Tuesday, February 20, 2007

[blogfocus tuesday] part two of the boy bloggers

Moustaches maketh the man, as Poirot might say.

Maintaining my image of being one brick short of a load, my dozen bloggers today are one man short of a dozen. This is part two of the boy bloggers and the girls will reappear next Sunday, merged with the boys once more. Let's get down to it:

1 Colin Campbell's perspective is always fresh and not just because of the strange place he blogs from - not so far from the City of Churches. Hanging upside down like that downunder, is it any wonder he's occasionally apoplectic, this time illustrating that sheer mindlessness is a global phenomenon:

Shopping is bad enough as it is. The thought of having employees critiquing your selection would be unbearable. Will they get self defence training as angry consumers bash them over the head with a baked bean can. You couldn't make this up if you tried.

Just don't even think about it, Coles and Woolworths.

2 Mr. Eugenides is in the master-blogging category, rarely making either an incorrect or unsupported statement. His vocabulary embellishments may be a little rich for some tastes but the substance is unerring. This is the man to shoot the breeze with on a winter's evening, whilst getting maudlin pi--ed.

If Music Trading Online can undercut the big music companies, why the hell shouldn't they?

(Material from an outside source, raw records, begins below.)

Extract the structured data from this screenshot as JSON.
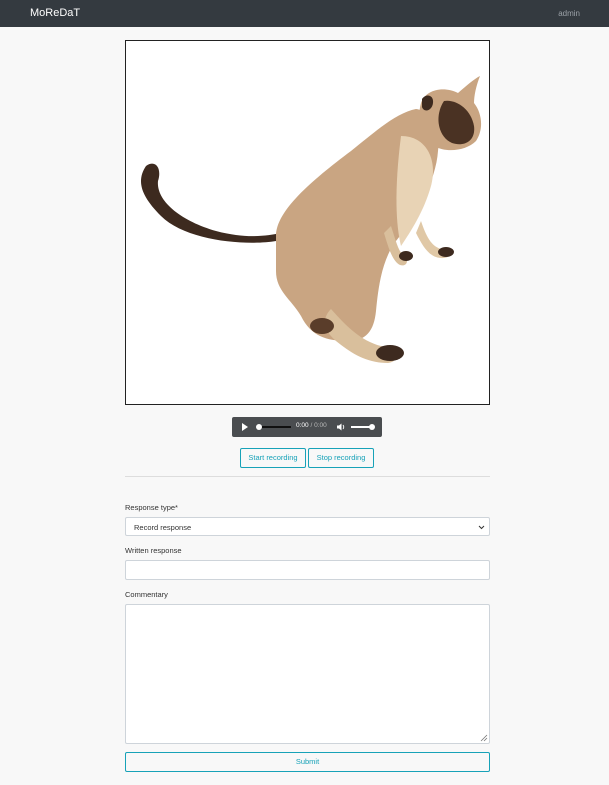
{
  "navbar": {
    "brand": "MoReDaT",
    "user": "admin"
  },
  "stimulus": {
    "description_icon": "siamese-cat-image"
  },
  "audio": {
    "current_time": "0:00",
    "separator": "/",
    "duration": "0:00",
    "progress": 0,
    "volume": 1
  },
  "recording": {
    "start_label": "Start recording",
    "stop_label": "Stop recording"
  },
  "form": {
    "response_type_label": "Response type*",
    "response_type_value": "Record response",
    "written_response_label": "Written response",
    "written_response_value": "",
    "commentary_label": "Commentary",
    "commentary_value": "",
    "submit_label": "Submit"
  },
  "colors": {
    "navbar": "#343a40",
    "accent": "#17a2b8",
    "background": "#f8f8f8"
  }
}
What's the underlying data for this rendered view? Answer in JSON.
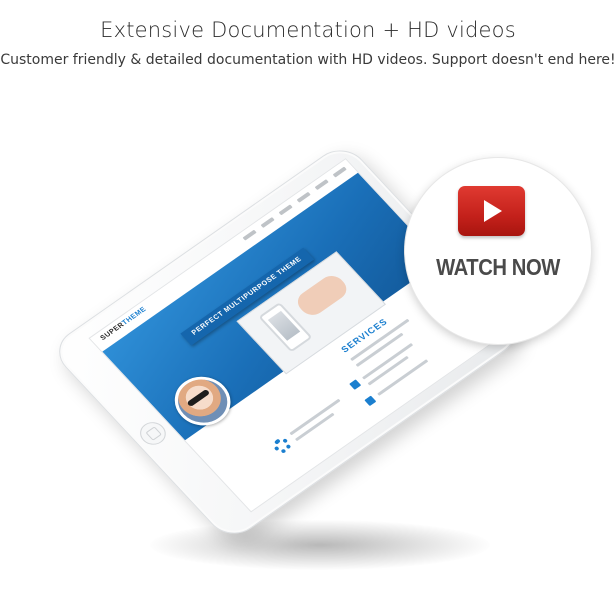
{
  "header": {
    "title": "Extensive Documentation + HD videos",
    "subtitle": "Customer friendly & detailed documentation with HD videos. Support doesn't end here!"
  },
  "tablet": {
    "site_logo_main": "SUPER",
    "site_logo_accent": "THEME",
    "hero_banner": "PERFECT MULTIPURPOSE THEME",
    "services_heading": "SERVICES"
  },
  "video_cta": {
    "label": "WATCH NOW",
    "icon": "play-icon",
    "button_color": "#cf2a22"
  },
  "colors": {
    "accent": "#1b7fcf",
    "text": "#2b2b2b"
  }
}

The price of recorded music remains high - though it's probably declined in real terms over the past 20 years - but if someone can buy a Coldplay CD from Hong Kong [legally], import it, and sell it on for £7, why the f--k can't EMI?

Anyone who's ever walked into a big commercial record store to browse for music will be familiar with "rare" imported CDs - the ones with the stickers on which retail for up to twice the price of a band's regular albums. They're designed to make money out of fans and "completists" who need to have every recording their favoured artist has ever released - as with my collection of rare deleted Judy Garland albums*.

*This is a joke**.

** Higham wonders.

3 Tom Paine, as anyone who has any sense knows, is a top libertarian blogger with connections you'd never fit into a book. Quiet and yet deadly, he observes and then cuts right to the heart of the matter and does it with a neat turn of phrase what's more:

The City of London is a legacy centre of excellence in an otherwise mediocre nation. It competes on a global scale, attracting talent from all over the world. It is handicapped by the poor infrastructure of London, its high costs of living and the perception (not helped by London's mayor being a fan of Castro and a supporter of terrrorists) that it is a hostile political environment. It is a filthy, unpleasant and dangerous place to work.

Operating costs are high, not because of salaries and bonuses, but because of taxes, property costs and costs of compliance with (mostly unnecessary) laws. To run a big business in the City (as anywhere in Britain) you must employ many costly drones to interface with Government and regulators and to collect taxes for the Treasury.

I wholeheartedly agree.

Eight more boy bloggers here.


Dan B (no, not Bennett, think harder) said...

Speaking of Judy Garland, There is a popular new group on Yahoo called THE JUDY GARLAND EXPERIENCE. They have amazing rare audio files that are changed twice weekly, great photo's, lively discussions, and a membership that not only includes Judy's fan's, but her family members, friends, people who worked with her, author's of Garland biographies, Garland Historians, people who have created and/or directed film and theater projects about her, and many more. The only thing missing is you!
Please check it out.


Deogolwulf said...

I presume that strapping chap is you. I'd be more impressed, however, if the moustache were real.

james higham said...

Dan B, that's most informative and Mr. E shall go there henceforth. Deogolwulf, it might avail you to click on the photo and all questions will answer themselves.

Deogolwulf said...